(Data extracted from a collection)
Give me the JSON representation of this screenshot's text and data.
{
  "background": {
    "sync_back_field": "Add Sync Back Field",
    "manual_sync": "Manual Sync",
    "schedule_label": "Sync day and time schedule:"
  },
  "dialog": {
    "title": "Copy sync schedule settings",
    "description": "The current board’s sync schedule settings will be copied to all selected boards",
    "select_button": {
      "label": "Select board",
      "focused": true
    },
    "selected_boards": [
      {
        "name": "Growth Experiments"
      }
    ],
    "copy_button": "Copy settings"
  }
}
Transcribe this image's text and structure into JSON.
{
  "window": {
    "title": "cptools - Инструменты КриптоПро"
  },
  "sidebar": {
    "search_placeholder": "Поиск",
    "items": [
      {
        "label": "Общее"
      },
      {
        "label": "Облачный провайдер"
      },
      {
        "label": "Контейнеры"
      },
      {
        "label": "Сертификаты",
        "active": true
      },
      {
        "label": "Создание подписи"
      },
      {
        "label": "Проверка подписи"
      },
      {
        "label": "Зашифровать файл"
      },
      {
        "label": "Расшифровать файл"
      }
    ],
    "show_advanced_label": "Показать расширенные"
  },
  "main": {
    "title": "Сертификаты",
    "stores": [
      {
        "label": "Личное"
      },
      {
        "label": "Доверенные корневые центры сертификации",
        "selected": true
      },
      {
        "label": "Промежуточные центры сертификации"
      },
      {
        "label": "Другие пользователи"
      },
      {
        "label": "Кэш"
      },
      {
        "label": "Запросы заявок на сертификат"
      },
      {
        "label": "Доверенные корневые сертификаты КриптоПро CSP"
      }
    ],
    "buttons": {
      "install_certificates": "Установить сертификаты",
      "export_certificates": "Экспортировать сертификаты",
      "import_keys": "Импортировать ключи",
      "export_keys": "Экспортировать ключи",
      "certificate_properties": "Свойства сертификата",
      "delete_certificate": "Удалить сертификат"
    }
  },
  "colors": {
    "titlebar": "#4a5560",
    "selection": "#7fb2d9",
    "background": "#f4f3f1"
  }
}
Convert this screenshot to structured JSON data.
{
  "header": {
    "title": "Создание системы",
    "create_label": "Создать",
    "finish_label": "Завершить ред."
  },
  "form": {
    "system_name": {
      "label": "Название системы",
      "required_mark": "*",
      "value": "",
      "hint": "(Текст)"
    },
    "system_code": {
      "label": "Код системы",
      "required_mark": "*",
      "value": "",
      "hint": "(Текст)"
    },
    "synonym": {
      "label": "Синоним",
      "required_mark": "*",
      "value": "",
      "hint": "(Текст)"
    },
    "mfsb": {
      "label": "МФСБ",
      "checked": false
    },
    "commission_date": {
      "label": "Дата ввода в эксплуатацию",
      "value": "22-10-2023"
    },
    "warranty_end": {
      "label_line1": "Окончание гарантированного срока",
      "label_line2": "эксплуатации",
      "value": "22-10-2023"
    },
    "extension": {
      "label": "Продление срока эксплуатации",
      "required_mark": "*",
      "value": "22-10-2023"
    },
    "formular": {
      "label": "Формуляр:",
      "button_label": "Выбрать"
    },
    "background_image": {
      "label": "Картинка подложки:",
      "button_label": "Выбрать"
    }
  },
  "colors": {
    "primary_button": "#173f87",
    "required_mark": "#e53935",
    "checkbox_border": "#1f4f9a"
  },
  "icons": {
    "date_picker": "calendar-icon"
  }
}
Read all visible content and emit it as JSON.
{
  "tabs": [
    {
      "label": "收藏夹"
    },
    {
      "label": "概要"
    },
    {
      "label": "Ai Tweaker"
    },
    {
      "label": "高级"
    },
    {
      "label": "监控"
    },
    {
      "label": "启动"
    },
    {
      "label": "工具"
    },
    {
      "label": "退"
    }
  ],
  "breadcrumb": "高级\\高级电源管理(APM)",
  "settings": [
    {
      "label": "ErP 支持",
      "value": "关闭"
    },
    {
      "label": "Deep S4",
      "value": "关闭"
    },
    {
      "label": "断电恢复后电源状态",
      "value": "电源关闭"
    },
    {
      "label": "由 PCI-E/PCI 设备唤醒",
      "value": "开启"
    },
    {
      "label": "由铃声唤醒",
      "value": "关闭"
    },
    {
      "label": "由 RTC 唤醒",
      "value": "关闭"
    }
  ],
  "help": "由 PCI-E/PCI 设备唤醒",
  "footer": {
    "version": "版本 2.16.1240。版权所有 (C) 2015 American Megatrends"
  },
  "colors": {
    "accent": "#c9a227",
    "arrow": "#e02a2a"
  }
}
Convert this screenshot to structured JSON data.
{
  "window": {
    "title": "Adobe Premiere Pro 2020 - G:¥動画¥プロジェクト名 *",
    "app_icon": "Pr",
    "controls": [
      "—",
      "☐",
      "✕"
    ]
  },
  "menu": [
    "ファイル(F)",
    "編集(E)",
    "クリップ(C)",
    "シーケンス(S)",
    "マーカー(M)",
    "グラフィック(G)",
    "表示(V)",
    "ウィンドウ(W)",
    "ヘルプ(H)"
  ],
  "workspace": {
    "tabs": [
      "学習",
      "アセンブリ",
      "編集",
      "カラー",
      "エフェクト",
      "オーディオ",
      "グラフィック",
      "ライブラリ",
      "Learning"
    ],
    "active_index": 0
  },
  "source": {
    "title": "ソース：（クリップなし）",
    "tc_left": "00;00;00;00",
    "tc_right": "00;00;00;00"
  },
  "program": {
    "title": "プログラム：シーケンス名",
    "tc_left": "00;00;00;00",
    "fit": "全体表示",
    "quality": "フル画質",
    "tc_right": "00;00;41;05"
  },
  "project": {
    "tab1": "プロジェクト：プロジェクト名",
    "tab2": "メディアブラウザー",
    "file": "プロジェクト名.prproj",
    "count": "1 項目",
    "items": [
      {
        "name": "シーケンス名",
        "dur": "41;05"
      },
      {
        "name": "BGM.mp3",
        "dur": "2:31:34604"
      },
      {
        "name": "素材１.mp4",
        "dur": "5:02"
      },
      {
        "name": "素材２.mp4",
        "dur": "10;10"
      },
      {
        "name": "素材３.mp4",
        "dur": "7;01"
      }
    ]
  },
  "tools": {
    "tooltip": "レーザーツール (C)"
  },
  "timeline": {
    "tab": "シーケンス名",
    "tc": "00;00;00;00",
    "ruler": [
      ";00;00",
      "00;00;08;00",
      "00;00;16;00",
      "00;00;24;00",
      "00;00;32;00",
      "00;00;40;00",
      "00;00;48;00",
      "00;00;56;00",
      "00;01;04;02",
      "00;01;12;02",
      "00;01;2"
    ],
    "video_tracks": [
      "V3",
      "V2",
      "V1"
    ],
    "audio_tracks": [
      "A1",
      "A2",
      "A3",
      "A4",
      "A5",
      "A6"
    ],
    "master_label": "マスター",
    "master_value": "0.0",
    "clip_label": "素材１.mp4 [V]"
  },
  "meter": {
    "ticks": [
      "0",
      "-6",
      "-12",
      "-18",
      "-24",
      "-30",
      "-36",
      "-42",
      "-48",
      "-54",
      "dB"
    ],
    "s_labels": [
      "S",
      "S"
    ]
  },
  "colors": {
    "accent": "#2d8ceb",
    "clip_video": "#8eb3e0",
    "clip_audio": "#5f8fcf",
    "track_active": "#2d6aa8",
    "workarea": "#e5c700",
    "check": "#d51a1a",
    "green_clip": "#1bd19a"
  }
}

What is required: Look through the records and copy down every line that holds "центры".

Finished exercise:
        "label": "Доверенные корневые центры сертификации",
        "label": "Промежуточные центры сертификации"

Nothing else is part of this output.